Further readings

"Harris, Micalyn S. 2002. "Is Email Privacy an Oxymoron? Meeting the Challenge of Formulating a Company Email Policy." Saint John's Journal of Legal Commentary 553.

"Joseph, Gregory P. 2003. "Internet and Email Evidence." ALI-ABA Course of Study.

Pearlstein, Mark W. and Jonathan D. Twombly. 2002. "Cell Phones, Email, and Confidential Communications: Protecting Your Client's Confidences." Boston Bar Journal 20.

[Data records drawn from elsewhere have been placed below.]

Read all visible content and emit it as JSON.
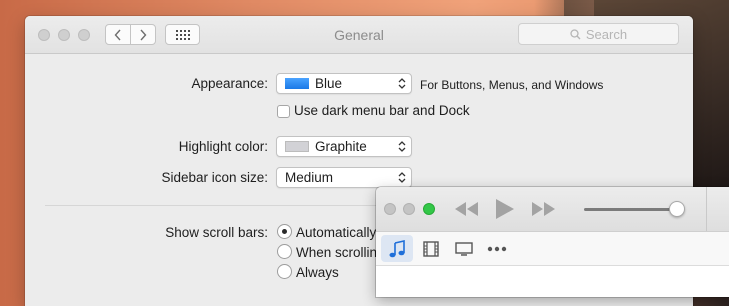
{
  "prefs_window": {
    "title": "General",
    "search_placeholder": "Search",
    "appearance": {
      "label": "Appearance:",
      "value": "Blue",
      "swatch_color": "#1b79e6",
      "note": "For Buttons, Menus, and Windows"
    },
    "dark_menu": {
      "label": "Use dark menu bar and Dock",
      "checked": false
    },
    "highlight": {
      "label": "Highlight color:",
      "value": "Graphite",
      "swatch_color": "#cfcfd2"
    },
    "sidebar_icon_size": {
      "label": "Sidebar icon size:",
      "value": "Medium"
    },
    "scroll_bars": {
      "label": "Show scroll bars:",
      "options": [
        "Automatically",
        "When scrolling",
        "Always"
      ],
      "selected": "Automatically"
    }
  },
  "itunes_window": {
    "volume_level": 0.95,
    "media_tabs": [
      "music",
      "movies",
      "tv-shows",
      "more"
    ],
    "active_tab": "music",
    "active_tab_color": "#1f6fd9"
  }
}
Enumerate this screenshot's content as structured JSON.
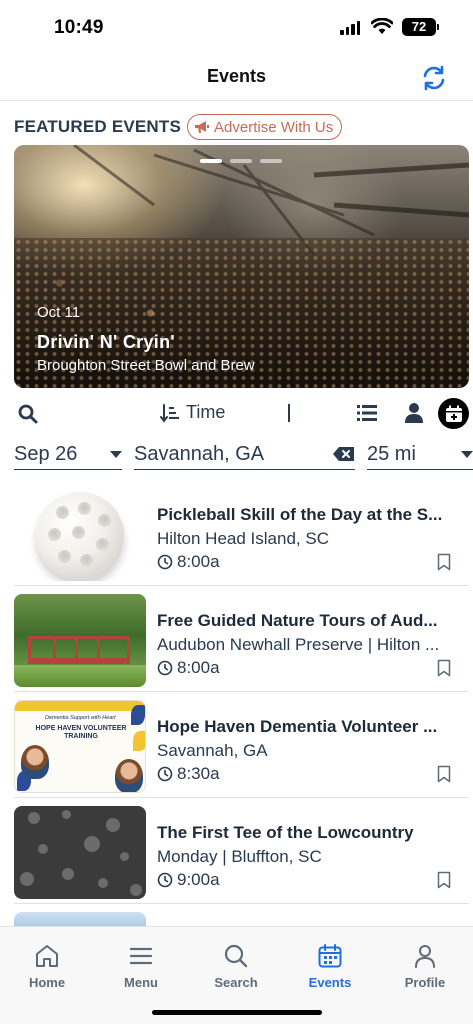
{
  "status_bar": {
    "time": "10:49",
    "battery": "72"
  },
  "nav": {
    "title": "Events"
  },
  "featured": {
    "title": "FEATURED EVENTS",
    "advertise_label": "Advertise With Us",
    "carousel": {
      "date": "Oct 11",
      "title": "Drivin' N' Cryin'",
      "venue": "Broughton Street Bowl and Brew",
      "slide_count": 3,
      "active_slide": 1
    }
  },
  "filters": {
    "sort_label": "Time",
    "date": "Sep 26",
    "location": "Savannah, GA",
    "radius": "25 mi"
  },
  "events": [
    {
      "title": "Pickleball Skill of the Day at the S...",
      "location": "Hilton Head Island, SC",
      "time": "8:00a"
    },
    {
      "title": "Free Guided Nature Tours of Aud...",
      "location": "Audubon Newhall Preserve | Hilton ...",
      "time": "8:00a"
    },
    {
      "title": "Hope Haven Dementia Volunteer ...",
      "location": "Savannah, GA",
      "time": "8:30a"
    },
    {
      "title": "The First Tee of the Lowcountry",
      "location": "Monday | Bluffton, SC",
      "time": "9:00a"
    }
  ],
  "flyer": {
    "script": "Dementia Support with Heart",
    "heading": "HOPE HAVEN VOLUNTEER TRAINING"
  },
  "tabs": [
    {
      "label": "Home",
      "icon": "home-icon"
    },
    {
      "label": "Menu",
      "icon": "menu-icon"
    },
    {
      "label": "Search",
      "icon": "search-icon"
    },
    {
      "label": "Events",
      "icon": "calendar-icon",
      "active": true
    },
    {
      "label": "Profile",
      "icon": "profile-icon"
    }
  ],
  "colors": {
    "accent": "#1f6fe0",
    "advertise": "#c96a55",
    "text": "#2a3a4f"
  }
}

References in periodicals archive ?
Merely responding increases the trading value of verified email addresses, inviting an endless series of new senders.
Technically minded, electronically equipped health care consumers have accelerated the demand for email to their health care providers.
Barracuda Networks only globally blocked those emails about which it received a large majority of complaints from customers.
This leads to the ironic conclusion that--like not shredding paper documents--companies must retain their emails, even if they're keeping a smoking gun on their hands.
NASDAQ:TMWD), a leading provider of e-mail security, file transfer security, and identity validation software and appliances, announced today that MemorialCare, one of Los Angeles and Orange County's leading health care systems, has chosen Tumbleweed MailGate(R) Email Firewall to block spam, viruses, phishing attacks and other email based threats.
The explosive use of email as a primary communications medium, the demand for effective storage management spurred by new technologies, and the growing acceptance of electronic commerce have created a huge market for new, truly "intelligent" information archiving and access tools.
For example, the cost of recovering 246,000 emails from approximately 4,900 backup tapes will cost the White House an estimated $10 million.
IDC estimates that the size of business email volumes sent annually worldwide will exceed 3.
a leading provider of innovative email defense solutions that ensure email protection and security for businesses, service providers, government organizations, resellers and their customers, reported that on average, spam accounted for 68 percent of all email traffic through the MX Logic(R) Threat Center in 2005.
MX Logic has always been committed to providing companies of all sizes with a high-performance, managed email security service that protects their networks from spam and other email-borne threats," said John Street, CEO and chairman, MX Logic.
The time has come to provide everyone, not just people who have high-end mobile devices, with access to their emails while they are on the go," said Skuli Mogensen, CEO and Founder of OZ.